*Brief*. Nothing in the records should change; write them all out exactly.

*Data under study*.

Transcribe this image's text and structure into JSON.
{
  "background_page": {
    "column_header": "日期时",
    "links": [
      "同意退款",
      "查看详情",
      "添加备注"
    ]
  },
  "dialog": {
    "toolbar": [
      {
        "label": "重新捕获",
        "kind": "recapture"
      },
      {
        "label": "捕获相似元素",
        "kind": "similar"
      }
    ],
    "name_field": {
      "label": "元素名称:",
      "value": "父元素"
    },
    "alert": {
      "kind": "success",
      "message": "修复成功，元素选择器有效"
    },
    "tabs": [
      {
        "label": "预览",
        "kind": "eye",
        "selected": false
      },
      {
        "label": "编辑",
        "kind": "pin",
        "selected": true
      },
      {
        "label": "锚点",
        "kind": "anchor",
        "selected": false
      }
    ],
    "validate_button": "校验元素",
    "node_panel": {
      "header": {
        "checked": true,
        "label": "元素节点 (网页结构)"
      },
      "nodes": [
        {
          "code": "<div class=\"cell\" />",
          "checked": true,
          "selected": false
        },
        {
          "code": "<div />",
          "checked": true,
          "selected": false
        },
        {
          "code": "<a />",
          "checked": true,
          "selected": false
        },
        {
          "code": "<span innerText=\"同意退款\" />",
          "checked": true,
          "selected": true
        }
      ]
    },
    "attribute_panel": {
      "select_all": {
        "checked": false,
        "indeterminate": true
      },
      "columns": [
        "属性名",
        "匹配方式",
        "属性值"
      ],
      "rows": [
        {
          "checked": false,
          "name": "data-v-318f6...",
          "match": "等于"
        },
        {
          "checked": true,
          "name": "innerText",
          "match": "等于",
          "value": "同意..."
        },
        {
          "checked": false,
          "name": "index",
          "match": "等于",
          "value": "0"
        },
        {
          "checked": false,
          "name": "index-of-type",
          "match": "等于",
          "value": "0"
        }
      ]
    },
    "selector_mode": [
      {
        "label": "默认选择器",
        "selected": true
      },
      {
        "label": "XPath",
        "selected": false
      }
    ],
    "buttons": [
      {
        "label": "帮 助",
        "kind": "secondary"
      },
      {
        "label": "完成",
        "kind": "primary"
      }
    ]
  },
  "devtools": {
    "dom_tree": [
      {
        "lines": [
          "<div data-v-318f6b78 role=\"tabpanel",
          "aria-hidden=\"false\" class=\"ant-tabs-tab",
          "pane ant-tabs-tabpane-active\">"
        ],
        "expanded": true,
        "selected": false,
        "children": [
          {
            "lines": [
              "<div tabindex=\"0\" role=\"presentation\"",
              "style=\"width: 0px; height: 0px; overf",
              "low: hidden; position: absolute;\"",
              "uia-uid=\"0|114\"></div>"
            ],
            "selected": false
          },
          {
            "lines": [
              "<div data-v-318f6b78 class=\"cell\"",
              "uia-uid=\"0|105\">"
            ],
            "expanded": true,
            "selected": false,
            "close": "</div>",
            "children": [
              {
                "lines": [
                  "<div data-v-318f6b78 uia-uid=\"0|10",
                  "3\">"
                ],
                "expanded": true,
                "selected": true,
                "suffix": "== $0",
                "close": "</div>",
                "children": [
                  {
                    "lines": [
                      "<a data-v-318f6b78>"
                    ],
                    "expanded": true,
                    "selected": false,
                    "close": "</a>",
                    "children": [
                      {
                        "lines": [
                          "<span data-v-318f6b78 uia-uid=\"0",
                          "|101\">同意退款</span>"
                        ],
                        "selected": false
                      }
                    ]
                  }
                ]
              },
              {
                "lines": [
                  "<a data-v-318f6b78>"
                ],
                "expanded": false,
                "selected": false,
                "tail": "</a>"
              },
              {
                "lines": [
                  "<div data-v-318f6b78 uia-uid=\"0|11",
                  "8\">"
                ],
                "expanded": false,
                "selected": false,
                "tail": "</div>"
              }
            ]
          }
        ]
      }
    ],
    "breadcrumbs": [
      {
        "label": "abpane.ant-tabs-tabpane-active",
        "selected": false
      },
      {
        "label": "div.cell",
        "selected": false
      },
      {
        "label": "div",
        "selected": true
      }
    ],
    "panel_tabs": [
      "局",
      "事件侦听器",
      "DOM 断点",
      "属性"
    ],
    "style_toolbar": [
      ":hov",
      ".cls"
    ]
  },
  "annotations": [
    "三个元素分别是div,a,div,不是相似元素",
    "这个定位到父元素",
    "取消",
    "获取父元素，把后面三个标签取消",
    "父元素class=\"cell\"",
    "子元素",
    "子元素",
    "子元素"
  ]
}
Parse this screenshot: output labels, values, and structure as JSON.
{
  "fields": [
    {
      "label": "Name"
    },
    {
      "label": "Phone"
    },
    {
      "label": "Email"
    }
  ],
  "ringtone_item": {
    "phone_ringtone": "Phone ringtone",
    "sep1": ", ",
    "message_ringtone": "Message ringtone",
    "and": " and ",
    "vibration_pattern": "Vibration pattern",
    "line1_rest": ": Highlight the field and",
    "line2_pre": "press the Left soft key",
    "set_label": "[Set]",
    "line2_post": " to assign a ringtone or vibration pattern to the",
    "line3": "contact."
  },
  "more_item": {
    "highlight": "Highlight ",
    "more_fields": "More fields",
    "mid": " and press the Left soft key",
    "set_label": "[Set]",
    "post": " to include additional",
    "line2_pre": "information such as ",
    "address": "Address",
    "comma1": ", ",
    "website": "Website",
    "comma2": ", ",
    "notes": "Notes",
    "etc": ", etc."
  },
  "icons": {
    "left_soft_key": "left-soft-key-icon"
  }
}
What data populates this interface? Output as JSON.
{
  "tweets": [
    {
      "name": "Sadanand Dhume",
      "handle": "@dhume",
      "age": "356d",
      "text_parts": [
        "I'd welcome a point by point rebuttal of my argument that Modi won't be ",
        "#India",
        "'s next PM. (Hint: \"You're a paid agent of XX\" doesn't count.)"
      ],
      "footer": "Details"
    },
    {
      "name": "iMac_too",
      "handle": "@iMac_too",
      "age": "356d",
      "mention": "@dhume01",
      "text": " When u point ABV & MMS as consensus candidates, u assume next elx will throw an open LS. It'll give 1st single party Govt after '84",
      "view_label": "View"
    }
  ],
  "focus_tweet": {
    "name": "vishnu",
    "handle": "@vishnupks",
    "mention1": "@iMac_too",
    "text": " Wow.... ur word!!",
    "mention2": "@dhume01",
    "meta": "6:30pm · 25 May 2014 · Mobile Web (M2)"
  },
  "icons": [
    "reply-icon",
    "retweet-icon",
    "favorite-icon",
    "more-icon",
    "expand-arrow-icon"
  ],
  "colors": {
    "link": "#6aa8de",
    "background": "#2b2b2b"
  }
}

*Reply*.
Transcribe this image's text and structure into JSON.
{
  "background_page": {
    "column_header": "日期时",
    "links": [
      "同意退款",
      "查看详情",
      "添加备注"
    ]
  },
  "dialog": {
    "toolbar": [
      {
        "label": "重新捕获",
        "kind": "recapture"
      },
      {
        "label": "捕获相似元素",
        "kind": "similar"
      }
    ],
    "name_field": {
      "label": "元素名称:",
      "value": "父元素"
    },
    "alert": {
      "kind": "success",
      "message": "修复成功，元素选择器有效"
    },
    "tabs": [
      {
        "label": "预览",
        "kind": "eye",
        "selected": false
      },
      {
        "label": "编辑",
        "kind": "pin",
        "selected": true
      },
      {
        "label": "锚点",
        "kind": "anchor",
        "selected": false
      }
    ],
    "validate_button": "校验元素",
    "node_panel": {
      "header": {
        "checked": true,
        "label": "元素节点 (网页结构)"
      },
      "nodes": [
        {
          "code": "<div class=\"cell\" />",
          "checked": true,
          "selected": false
        },
        {
          "code": "<div />",
          "checked": true,
          "selected": false
        },
        {
          "code": "<a />",
          "checked": true,
          "selected": false
        },
        {
          "code": "<span innerText=\"同意退款\" />",
          "checked": true,
          "selected": true
        }
      ]
    },
    "attribute_panel": {
      "select_all": {
        "checked": false,
        "indeterminate": true
      },
      "columns": [
        "属性名",
        "匹配方式",
        "属性值"
      ],
      "rows": [
        {
          "checked": false,
          "name": "data-v-318f6...",
          "match": "等于"
        },
        {
          "checked": true,
          "name": "innerText",
          "match": "等于",
          "value": "同意..."
        },
        {
          "checked": false,
          "name": "index",
          "match": "等于",
          "value": "0"
        },
        {
          "checked": false,
          "name": "index-of-type",
          "match": "等于",
          "value": "0"
        }
      ]
    },
    "selector_mode": [
      {
        "label": "默认选择器",
        "selected": true
      },
      {
        "label": "XPath",
        "selected": false
      }
    ],
    "buttons": [
      {
        "label": "帮 助",
        "kind": "secondary"
      },
      {
        "label": "完成",
        "kind": "primary"
      }
    ]
  },
  "devtools": {
    "dom_tree": [
      {
        "lines": [
          "<div data-v-318f6b78 role=\"tabpanel",
          "aria-hidden=\"false\" class=\"ant-tabs-tab",
          "pane ant-tabs-tabpane-active\">"
        ],
        "expanded": true,
        "selected": false,
        "children": [
          {
            "lines": [
              "<div tabindex=\"0\" role=\"presentation\"",
              "style=\"width: 0px; height: 0px; overf",
              "low: hidden; position: absolute;\"",
              "uia-uid=\"0|114\"></div>"
            ],
            "selected": false
          },
          {
            "lines": [
              "<div data-v-318f6b78 class=\"cell\"",
              "uia-uid=\"0|105\">"
            ],
            "expanded": true,
            "selected": false,
            "close": "</div>",
            "children": [
              {
                "lines": [
                  "<div data-v-318f6b78 uia-uid=\"0|10",
                  "3\">"
                ],
                "expanded": true,
                "selected": true,
                "suffix": "== $0",
                "close": "</div>",
                "children": [
                  {
                    "lines": [
                      "<a data-v-318f6b78>"
                    ],
                    "expanded": true,
                    "selected": false,
                    "close": "</a>",
                    "children": [
                      {
                        "lines": [
                          "<span data-v-318f6b78 uia-uid=\"0",
                          "|101\">同意退款</span>"
                        ],
                        "selected": false
                      }
                    ]
                  }
                ]
              },
              {
                "lines": [
                  "<a data-v-318f6b78>"
                ],
                "expanded": false,
                "selected": false,
                "tail": "</a>"
              },
              {
                "lines": [
                  "<div data-v-318f6b78 uia-uid=\"0|11",
                  "8\">"
                ],
                "expanded": false,
                "selected": false,
                "tail": "</div>"
              }
            ]
          }
        ]
      }
    ],
    "breadcrumbs": [
      {
        "label": "abpane.ant-tabs-tabpane-active",
        "selected": false
      },
      {
        "label": "div.cell",
        "selected": false
      },
      {
        "label": "div",
        "selected": true
      }
    ],
    "panel_tabs": [
      "局",
      "事件侦听器",
      "DOM 断点",
      "属性"
    ],
    "style_toolbar": [
      ":hov",
      ".cls"
    ]
  },
  "annotations": [
    "三个元素分别是div,a,div,不是相似元素",
    "这个定位到父元素",
    "取消",
    "获取父元素，把后面三个标签取消",
    "父元素class=\"cell\"",
    "子元素",
    "子元素",
    "子元素"
  ]
}
Parse this screenshot: output labels, values, and structure as JSON.
{
  "fields": [
    {
      "label": "Name"
    },
    {
      "label": "Phone"
    },
    {
      "label": "Email"
    }
  ],
  "ringtone_item": {
    "phone_ringtone": "Phone ringtone",
    "sep1": ", ",
    "message_ringtone": "Message ringtone",
    "and": " and ",
    "vibration_pattern": "Vibration pattern",
    "line1_rest": ": Highlight the field and",
    "line2_pre": "press the Left soft key",
    "set_label": "[Set]",
    "line2_post": " to assign a ringtone or vibration pattern to the",
    "line3": "contact."
  },
  "more_item": {
    "highlight": "Highlight ",
    "more_fields": "More fields",
    "mid": " and press the Left soft key",
    "set_label": "[Set]",
    "post": " to include additional",
    "line2_pre": "information such as ",
    "address": "Address",
    "comma1": ", ",
    "website": "Website",
    "comma2": ", ",
    "notes": "Notes",
    "etc": ", etc."
  },
  "icons": {
    "left_soft_key": "left-soft-key-icon"
  }
}
What data populates this interface? Output as JSON.
{
  "tweets": [
    {
      "name": "Sadanand Dhume",
      "handle": "@dhume",
      "age": "356d",
      "text_parts": [
        "I'd welcome a point by point rebuttal of my argument that Modi won't be ",
        "#India",
        "'s next PM. (Hint: \"You're a paid agent of XX\" doesn't count.)"
      ],
      "footer": "Details"
    },
    {
      "name": "iMac_too",
      "handle": "@iMac_too",
      "age": "356d",
      "mention": "@dhume01",
      "text": " When u point ABV & MMS as consensus candidates, u assume next elx will throw an open LS. It'll give 1st single party Govt after '84",
      "view_label": "View"
    }
  ],
  "focus_tweet": {
    "name": "vishnu",
    "handle": "@vishnupks",
    "mention1": "@iMac_too",
    "text": " Wow.... ur word!!",
    "mention2": "@dhume01",
    "meta": "6:30pm · 25 May 2014 · Mobile Web (M2)"
  },
  "icons": [
    "reply-icon",
    "retweet-icon",
    "favorite-icon",
    "more-icon",
    "expand-arrow-icon"
  ],
  "colors": {
    "link": "#6aa8de",
    "background": "#2b2b2b"
  }
}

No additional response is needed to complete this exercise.